*** Opening of Supplied information ***

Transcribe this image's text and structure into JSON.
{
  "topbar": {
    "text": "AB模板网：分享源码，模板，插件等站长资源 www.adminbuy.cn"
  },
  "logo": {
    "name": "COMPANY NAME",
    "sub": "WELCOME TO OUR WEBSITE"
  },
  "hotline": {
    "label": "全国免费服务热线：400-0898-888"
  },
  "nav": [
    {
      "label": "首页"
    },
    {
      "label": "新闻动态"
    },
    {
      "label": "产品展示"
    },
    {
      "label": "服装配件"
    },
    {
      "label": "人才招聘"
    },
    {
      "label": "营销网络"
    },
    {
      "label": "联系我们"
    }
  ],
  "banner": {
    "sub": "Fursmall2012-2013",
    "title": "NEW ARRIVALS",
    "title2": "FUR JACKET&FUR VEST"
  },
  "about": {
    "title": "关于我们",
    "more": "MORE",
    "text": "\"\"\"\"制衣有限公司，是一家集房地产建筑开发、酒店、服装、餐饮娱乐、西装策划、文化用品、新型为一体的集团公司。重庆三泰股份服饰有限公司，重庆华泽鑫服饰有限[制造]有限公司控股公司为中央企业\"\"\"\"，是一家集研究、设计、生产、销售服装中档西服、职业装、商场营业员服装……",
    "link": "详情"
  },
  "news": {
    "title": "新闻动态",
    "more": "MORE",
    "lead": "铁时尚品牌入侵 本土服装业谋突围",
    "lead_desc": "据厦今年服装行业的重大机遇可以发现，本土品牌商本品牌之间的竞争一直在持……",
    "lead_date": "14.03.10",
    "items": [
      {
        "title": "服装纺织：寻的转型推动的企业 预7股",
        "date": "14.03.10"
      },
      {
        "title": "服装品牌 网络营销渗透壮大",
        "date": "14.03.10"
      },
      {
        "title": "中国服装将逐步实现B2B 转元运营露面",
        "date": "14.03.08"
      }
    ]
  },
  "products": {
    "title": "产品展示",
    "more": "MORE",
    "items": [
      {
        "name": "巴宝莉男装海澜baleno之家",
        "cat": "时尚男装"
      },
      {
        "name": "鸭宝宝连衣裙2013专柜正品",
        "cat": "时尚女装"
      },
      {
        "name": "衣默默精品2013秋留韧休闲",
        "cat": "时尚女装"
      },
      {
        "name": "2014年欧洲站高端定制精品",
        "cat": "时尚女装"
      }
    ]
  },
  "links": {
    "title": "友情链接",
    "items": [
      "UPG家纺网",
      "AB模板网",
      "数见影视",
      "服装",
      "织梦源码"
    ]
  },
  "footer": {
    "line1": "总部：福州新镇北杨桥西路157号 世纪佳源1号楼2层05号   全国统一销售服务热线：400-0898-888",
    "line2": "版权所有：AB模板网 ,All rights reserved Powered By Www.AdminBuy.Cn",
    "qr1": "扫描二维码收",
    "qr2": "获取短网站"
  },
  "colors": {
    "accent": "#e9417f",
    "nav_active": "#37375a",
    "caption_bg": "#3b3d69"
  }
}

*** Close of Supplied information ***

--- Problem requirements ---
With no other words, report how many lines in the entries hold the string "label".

--- Output for this task ---
8